» **YOUR OBJECTIVE**:
For each line below, check for "value"; give only the total of lines where it occurs.

* * *

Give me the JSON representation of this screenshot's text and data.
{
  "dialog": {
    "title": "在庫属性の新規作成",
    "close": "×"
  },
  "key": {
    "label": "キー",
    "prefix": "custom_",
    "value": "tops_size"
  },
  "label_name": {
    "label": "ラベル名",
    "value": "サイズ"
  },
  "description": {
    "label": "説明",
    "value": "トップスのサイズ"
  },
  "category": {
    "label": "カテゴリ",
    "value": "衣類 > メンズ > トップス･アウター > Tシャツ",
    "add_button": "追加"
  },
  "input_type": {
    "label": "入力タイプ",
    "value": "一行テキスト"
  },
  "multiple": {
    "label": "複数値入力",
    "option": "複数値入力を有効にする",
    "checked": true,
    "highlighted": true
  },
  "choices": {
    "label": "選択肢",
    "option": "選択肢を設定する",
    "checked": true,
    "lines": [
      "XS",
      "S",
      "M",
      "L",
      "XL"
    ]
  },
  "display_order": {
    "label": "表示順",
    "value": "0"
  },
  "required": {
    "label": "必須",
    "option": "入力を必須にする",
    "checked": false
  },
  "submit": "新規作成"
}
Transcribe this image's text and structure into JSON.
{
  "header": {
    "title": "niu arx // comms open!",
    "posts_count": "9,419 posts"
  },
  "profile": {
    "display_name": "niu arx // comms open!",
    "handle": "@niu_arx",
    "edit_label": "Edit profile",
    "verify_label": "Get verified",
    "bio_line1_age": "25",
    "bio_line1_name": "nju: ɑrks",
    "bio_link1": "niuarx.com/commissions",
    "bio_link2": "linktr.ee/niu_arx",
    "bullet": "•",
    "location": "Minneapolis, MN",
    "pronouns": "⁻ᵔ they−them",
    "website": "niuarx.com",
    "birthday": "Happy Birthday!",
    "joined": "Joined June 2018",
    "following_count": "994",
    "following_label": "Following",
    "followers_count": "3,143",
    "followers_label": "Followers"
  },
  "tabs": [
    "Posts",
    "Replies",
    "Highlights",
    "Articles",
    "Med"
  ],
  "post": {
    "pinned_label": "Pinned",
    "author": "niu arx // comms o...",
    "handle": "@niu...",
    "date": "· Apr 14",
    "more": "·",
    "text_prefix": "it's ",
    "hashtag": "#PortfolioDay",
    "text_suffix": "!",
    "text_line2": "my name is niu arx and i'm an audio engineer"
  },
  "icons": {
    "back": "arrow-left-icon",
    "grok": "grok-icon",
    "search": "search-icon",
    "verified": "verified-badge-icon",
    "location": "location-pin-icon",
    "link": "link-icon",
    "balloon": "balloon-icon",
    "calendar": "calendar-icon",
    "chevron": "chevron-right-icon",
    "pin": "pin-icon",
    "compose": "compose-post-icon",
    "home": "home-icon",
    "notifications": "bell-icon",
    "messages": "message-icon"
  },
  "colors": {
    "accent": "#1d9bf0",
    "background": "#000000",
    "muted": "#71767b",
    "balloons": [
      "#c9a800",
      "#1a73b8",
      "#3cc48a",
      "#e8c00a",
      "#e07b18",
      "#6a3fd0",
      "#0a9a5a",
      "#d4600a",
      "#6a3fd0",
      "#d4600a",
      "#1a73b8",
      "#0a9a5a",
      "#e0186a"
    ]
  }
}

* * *

» **REPLY**:
6